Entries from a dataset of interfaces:
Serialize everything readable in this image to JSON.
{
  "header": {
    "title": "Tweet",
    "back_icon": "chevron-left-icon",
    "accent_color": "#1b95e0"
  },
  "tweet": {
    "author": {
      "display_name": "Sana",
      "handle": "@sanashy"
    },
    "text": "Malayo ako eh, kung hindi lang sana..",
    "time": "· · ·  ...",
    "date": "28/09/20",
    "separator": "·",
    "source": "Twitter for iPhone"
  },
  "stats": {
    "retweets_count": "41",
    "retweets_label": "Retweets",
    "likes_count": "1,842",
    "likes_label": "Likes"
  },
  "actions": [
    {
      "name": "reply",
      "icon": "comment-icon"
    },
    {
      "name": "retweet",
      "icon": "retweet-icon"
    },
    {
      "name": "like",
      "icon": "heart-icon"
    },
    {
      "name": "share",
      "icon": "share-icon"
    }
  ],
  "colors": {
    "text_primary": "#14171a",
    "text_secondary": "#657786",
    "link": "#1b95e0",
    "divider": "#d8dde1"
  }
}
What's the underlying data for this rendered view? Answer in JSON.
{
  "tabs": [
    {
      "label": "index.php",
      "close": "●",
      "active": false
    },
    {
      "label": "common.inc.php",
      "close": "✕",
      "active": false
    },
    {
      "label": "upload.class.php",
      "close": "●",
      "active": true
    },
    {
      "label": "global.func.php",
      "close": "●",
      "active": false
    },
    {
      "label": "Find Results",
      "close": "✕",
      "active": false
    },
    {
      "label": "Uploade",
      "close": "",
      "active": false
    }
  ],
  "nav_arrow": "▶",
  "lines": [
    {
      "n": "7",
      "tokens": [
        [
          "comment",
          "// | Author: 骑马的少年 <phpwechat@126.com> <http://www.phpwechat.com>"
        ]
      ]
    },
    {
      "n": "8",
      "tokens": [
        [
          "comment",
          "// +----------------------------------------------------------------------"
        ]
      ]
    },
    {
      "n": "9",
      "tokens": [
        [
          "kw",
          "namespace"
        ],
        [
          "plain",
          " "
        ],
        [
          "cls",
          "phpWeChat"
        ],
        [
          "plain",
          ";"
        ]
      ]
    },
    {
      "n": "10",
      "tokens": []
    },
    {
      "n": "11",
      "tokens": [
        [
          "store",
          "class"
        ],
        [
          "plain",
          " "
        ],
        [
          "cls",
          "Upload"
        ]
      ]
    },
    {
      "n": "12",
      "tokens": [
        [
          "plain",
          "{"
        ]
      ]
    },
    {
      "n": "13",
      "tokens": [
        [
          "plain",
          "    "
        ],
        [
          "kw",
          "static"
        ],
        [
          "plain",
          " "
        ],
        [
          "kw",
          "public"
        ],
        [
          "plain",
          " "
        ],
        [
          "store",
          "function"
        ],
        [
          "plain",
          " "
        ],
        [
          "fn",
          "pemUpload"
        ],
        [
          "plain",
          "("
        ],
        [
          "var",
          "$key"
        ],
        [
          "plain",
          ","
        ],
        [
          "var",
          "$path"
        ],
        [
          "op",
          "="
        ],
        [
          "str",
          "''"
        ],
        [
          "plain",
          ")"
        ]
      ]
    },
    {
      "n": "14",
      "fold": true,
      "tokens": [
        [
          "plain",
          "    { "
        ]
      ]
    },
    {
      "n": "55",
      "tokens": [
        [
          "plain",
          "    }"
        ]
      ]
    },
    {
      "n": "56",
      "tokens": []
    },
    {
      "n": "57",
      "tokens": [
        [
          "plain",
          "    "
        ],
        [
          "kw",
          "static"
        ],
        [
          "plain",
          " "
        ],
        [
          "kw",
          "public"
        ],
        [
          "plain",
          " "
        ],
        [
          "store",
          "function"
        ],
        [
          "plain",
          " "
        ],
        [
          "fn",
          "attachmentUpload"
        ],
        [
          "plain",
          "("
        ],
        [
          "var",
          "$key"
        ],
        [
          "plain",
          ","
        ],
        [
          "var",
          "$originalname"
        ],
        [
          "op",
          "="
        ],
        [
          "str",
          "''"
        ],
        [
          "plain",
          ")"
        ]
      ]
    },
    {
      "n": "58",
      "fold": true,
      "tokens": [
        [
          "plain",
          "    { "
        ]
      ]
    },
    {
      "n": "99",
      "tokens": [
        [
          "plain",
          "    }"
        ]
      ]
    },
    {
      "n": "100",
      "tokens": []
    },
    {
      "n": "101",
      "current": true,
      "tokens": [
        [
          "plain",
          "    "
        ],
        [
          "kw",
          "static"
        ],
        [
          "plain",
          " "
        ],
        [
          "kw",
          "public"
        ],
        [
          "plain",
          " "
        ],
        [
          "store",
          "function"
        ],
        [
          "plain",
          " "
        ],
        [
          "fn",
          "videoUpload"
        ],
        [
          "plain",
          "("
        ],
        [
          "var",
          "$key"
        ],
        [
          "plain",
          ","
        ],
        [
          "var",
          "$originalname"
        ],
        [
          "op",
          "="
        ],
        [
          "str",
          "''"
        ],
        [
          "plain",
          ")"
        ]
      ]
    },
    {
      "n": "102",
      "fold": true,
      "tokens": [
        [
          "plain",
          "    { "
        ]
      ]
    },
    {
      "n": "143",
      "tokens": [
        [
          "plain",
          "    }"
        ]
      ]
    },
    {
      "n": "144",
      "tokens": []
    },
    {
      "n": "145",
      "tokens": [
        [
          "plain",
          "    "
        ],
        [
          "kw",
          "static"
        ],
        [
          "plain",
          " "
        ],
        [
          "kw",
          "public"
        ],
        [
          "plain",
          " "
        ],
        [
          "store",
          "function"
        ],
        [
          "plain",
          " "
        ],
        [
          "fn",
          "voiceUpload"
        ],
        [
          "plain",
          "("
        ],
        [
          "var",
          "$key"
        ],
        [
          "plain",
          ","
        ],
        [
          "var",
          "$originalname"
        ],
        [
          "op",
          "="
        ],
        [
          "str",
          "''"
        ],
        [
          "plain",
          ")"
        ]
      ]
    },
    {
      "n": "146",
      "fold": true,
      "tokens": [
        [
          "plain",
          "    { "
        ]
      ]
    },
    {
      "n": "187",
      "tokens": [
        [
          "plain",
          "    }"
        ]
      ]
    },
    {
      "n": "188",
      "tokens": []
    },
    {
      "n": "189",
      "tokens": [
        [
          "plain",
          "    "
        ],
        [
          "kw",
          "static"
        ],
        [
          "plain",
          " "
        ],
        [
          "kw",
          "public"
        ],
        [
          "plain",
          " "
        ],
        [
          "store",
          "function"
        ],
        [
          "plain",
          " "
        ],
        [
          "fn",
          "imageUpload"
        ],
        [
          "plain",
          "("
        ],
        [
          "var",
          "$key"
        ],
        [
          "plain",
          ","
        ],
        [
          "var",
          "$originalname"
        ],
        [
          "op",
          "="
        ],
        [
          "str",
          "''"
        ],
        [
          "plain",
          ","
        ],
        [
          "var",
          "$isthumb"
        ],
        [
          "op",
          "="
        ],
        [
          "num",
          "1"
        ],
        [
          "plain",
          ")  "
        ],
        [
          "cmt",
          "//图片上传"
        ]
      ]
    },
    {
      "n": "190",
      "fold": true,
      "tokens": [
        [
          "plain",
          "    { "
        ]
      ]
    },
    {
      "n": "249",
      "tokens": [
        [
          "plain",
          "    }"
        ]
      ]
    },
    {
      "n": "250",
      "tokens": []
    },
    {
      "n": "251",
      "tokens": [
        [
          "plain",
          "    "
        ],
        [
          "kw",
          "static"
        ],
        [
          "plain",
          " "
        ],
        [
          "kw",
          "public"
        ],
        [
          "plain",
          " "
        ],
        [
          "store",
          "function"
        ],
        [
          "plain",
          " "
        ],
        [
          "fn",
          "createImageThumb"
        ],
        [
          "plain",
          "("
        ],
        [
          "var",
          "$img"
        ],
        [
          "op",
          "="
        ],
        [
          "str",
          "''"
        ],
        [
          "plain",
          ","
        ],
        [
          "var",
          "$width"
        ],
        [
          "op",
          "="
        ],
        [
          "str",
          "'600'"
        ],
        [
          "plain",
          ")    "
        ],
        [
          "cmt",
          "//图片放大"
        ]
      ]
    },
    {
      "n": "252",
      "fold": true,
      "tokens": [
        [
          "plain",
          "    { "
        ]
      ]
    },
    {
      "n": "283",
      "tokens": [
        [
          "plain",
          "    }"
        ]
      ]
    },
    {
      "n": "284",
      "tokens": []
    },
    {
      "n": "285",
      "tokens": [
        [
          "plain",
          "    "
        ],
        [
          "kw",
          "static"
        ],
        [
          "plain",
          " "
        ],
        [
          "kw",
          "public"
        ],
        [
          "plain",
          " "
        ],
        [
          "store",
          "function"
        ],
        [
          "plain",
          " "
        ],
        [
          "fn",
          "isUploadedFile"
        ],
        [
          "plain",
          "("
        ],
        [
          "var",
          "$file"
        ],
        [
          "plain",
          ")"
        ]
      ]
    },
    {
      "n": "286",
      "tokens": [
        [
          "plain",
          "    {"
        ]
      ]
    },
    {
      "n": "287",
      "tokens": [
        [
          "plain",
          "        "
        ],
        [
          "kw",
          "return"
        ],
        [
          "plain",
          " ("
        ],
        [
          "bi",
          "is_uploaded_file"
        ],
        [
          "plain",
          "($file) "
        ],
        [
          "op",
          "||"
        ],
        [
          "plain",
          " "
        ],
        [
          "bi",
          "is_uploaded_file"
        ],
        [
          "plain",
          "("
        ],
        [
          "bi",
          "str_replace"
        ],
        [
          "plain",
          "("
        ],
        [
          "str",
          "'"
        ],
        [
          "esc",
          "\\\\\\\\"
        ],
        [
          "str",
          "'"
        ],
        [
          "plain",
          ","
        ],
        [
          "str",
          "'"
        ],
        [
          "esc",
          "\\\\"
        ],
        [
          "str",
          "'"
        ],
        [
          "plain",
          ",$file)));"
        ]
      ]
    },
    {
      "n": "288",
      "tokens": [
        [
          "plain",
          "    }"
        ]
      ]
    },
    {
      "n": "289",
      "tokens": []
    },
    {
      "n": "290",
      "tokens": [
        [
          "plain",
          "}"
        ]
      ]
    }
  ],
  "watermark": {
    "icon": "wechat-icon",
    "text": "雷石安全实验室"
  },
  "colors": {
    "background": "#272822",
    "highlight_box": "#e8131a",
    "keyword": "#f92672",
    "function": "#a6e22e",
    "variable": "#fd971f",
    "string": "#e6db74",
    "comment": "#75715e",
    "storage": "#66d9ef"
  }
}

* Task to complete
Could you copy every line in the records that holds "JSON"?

* Solution for this task
Serialize everything readable in this image to JSON.
What's the underlying data for this rendered view? Answer in JSON.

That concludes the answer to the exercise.